But that was never the real reason why fans liked Star Trek. They liked Star Trek because it was about exploring the cosmos and discovering new worlds. It was PC, and it wasn’t even all that stellar most of the time, but its spirit of adventure captured people’s imaginations and kept them coming back.

In previous series, Star Trek’s progressive ideology did not overshadow this. In STD, though, the creators’ desire to be edgy and transgressive overrides everything else. The whole show is characterized by an attitude of snark and ironic detachment.

Contrary to Star Trek’s premise, the quest for adventure and technological advancement is directly at odds with globalism and modern liberalism (see Greg Johnson’s “Technological Utopianism and Ethnic Nationalism [9]”). In Zero to One, Peter Thiel makes a distinction between “vertical progress” (technological innovation) and “horizontal progress” (copying and expanding upon existing technologies). Globalization falls squarely under the latter category. Unchecked globalization will lead to environmental catastrophe in the absence of technological breakthroughs that make it possible to sustain growth. Furthermore, breakthroughs cannot occur in societies that run on cheap labor and are racked by ethnic conflict and dysgenic reproductive trends.

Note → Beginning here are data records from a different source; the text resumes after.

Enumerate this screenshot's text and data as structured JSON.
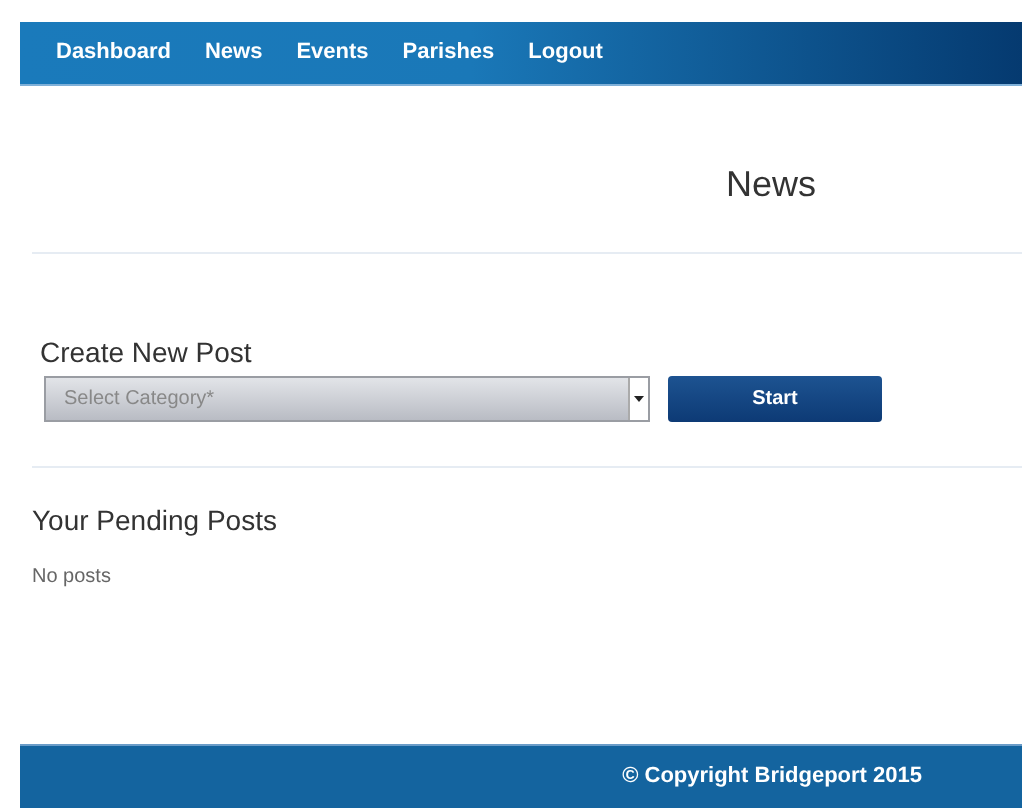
{
  "nav": {
    "items": [
      {
        "label": "Dashboard"
      },
      {
        "label": "News"
      },
      {
        "label": "Events"
      },
      {
        "label": "Parishes"
      },
      {
        "label": "Logout"
      }
    ]
  },
  "page_title": "News",
  "create_post": {
    "heading": "Create New Post",
    "category_select": {
      "placeholder": "Select Category*"
    },
    "button": "Start"
  },
  "pending_posts": {
    "heading": "Your Pending Posts",
    "empty_text": "No posts"
  },
  "footer": {
    "text": "© Copyright Bridgeport 2015"
  }
}
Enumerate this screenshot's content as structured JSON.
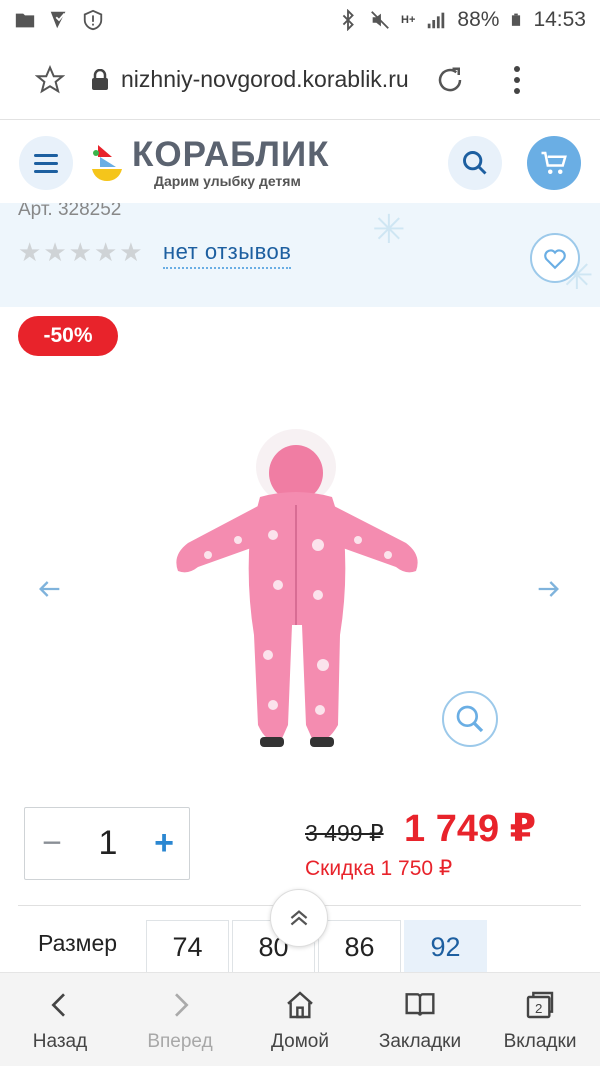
{
  "status_bar": {
    "battery": "88%",
    "time": "14:53",
    "network": "H+"
  },
  "browser": {
    "url": "nizhniy-novgorod.korablik.ru"
  },
  "site": {
    "logo_name": "КОРАБЛИК",
    "logo_slogan": "Дарим улыбку детям",
    "colors": {
      "brand_blue": "#1d5fa0",
      "accent_blue": "#6aaee4",
      "sale_red": "#e8232b"
    }
  },
  "product": {
    "article": "Арт. 328252",
    "rating_stars": 0,
    "reviews_link": "нет отзывов",
    "discount_badge": "-50%",
    "quantity": "1",
    "old_price": "3 499 ₽",
    "new_price": "1 749 ₽",
    "discount_text": "Скидка 1 750 ₽",
    "size_label": "Размер",
    "sizes": [
      "74",
      "80",
      "86",
      "92"
    ],
    "selected_size": "92"
  },
  "bottom_nav": {
    "items": [
      {
        "label": "Назад",
        "icon": "chevron-left-icon"
      },
      {
        "label": "Вперед",
        "icon": "chevron-right-icon"
      },
      {
        "label": "Домой",
        "icon": "home-icon"
      },
      {
        "label": "Закладки",
        "icon": "book-icon"
      },
      {
        "label": "Вкладки",
        "icon": "tabs-icon"
      }
    ],
    "tabs_count": "2"
  }
}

The contrast between these two worldviews is mirrored in STD itself. The democratization of the franchise and the clumsy pandering to women and minorities make for an inferior show that lacks intelligence and imagination.